Has the Tide Shifted After the Surge in US Jobs?
Skerdian Meta • 3 min read
Unemployment Surged During Lock-Down
Unemployment was one of the main consequences of the coronavirus lock-down. As people got locked, many jobs were lost, since not all businesses can push the pause button. The unemployment rate surged all over the world, and jobless claims jumped higher. In the US, 701K people were layed off during May, while in April a staggering 20,687K people lost their jobs and that’s only from the non-farm employment sector.
In total, more than 40 million Americans were made redundant in the last few months. The same thing we saw in Canada, with smaller numbers but the same proportion of people losing their jobs. In Canada, more than a million people were made redundant in March and double that amount in April. The unemployment surged to 13% in April in Canada, while in US it surged to 14.7%.
Non-Farm Employment Positive Surprise in May
Predictions from economists were quite gloomy for this period and the coming months. Some of those predictions materialized in the previous two months, but in May the non-farm employment report from the US and the Canadian employment report came out quite positive. Jobs were expected to decline again in May, but 500K in Canada and by 7,750K in the US. These numbers would slow the pace of unemployment, but they are still massive figures, despite us getting used to such figures in the last two months. But, employment reversed and we saw an increase in both US and Canadian employment figures. Below are the short versions of both reports:
US Non-Farm May Employment Report
- Change in Non-farm payroll 2,509K vs -7,500K estimated
- April revised lower to -20,687K vs -20,537K estimated
- Unemployment rate for May 13.3% vs. 19% estimated.
- April unemployment rate stood at 14.7%
- Average weekly hours 34.7 vs. 34.3 estimate
- Average hourly earnings MOM -1.0% vs. +1.0 estimated
- Average hourly earnings YoY 6.7% vs. 8.5% estimated
- Participation rate for May 60.8% vs. 60.1% estimated
- April participation rate 60.2%
Employment is increasing again in US
Canadian May Employment Change
- May employment change +289.6K vs -500K expected
- April employment change -1,993.8K
- May unemployment rate 13.7% vs 15.0% expected (highest on record)
- April unemployment rate 13.0%
- Participation rate 61.4% vs 59.8% expected
As see above, the numbers are pretty good. The US non-farm payrolls increased by 2,509K in May against -7,500K expected and the unemployment rate declined to 13.3% from 14.7% in April, while expectations were for another increase to 19%. Earnings seems to have declined, but that’s due to the Trump cheque worth $600/week for some and $1,200/month for others, on top of unemployment benefits and other income with they might have had and has remained unchanged during the lock-down. Participation rate also increased, which has softened the positive impact of surging jobs on the unemployment rate.

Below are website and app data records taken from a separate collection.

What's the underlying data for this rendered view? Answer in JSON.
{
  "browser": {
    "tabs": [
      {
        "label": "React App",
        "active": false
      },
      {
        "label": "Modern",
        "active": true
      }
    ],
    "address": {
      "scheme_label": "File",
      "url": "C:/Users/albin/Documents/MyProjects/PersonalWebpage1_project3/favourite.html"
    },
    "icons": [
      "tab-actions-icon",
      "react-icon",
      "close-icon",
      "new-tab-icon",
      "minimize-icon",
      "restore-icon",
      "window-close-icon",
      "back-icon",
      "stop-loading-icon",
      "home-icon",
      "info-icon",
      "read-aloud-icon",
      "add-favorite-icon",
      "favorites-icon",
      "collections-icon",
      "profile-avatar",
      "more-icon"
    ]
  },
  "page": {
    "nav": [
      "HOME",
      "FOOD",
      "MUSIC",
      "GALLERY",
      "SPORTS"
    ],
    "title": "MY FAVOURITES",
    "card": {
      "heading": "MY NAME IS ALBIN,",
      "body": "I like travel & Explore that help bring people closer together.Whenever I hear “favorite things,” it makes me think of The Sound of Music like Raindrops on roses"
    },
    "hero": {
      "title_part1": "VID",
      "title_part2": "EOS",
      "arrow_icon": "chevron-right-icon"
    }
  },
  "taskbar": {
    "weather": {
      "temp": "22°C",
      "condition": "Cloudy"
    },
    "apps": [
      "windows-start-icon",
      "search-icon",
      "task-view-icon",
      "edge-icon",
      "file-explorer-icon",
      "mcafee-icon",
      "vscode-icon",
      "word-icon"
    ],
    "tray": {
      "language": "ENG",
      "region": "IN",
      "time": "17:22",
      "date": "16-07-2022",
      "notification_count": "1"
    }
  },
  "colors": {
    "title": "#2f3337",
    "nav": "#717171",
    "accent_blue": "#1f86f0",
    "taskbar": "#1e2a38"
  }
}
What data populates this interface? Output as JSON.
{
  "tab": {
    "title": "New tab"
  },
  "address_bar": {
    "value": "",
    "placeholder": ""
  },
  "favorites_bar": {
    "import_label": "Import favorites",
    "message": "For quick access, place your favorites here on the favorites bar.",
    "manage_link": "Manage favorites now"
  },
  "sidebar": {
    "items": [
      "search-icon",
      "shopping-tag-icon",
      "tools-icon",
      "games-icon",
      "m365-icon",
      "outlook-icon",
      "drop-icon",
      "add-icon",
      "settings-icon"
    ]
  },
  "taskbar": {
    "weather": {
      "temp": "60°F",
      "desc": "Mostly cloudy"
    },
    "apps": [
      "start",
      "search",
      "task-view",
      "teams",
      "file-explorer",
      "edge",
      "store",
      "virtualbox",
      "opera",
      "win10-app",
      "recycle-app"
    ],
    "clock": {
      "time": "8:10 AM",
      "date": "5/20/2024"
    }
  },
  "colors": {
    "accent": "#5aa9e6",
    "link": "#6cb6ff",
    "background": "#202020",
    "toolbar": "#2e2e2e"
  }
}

In Canada, employment turned positive as well, increasing by 289.6K against -500.0K expected. Although, the unemployment rate increased by 0.7% to 13.7% from 13.0%, but it beat expectations of 15%. This increase in the unemployment rate when jobs also increased, is explained by the increase in participation rate.
Has the Tide Shifted?
Anyway, the question in everyone’s mind right now is “Has the situation reversed now that he lock-downs are mostly over”? Well, things are not as bad as they were for sure, shown by the employment reports in May, which was mostly another quarantine month. That’s a good sign. But, many business are gone forever, small or medium. So, after some positive months as most people get back to work, we will see the real results of the lock down.
Employees of the business who are closed and some self-employed people will add up and make it difficult to get back to pre-lockdown unemployment rates. Also, the business confidence has declined, as has spending, which will take some time to recover. Add the US protests and destruction during the last week, which is stil ongoing and the future doesn’t seem to promising, especially for business. So, it will be difficult for employment to get back to pre-covid levels.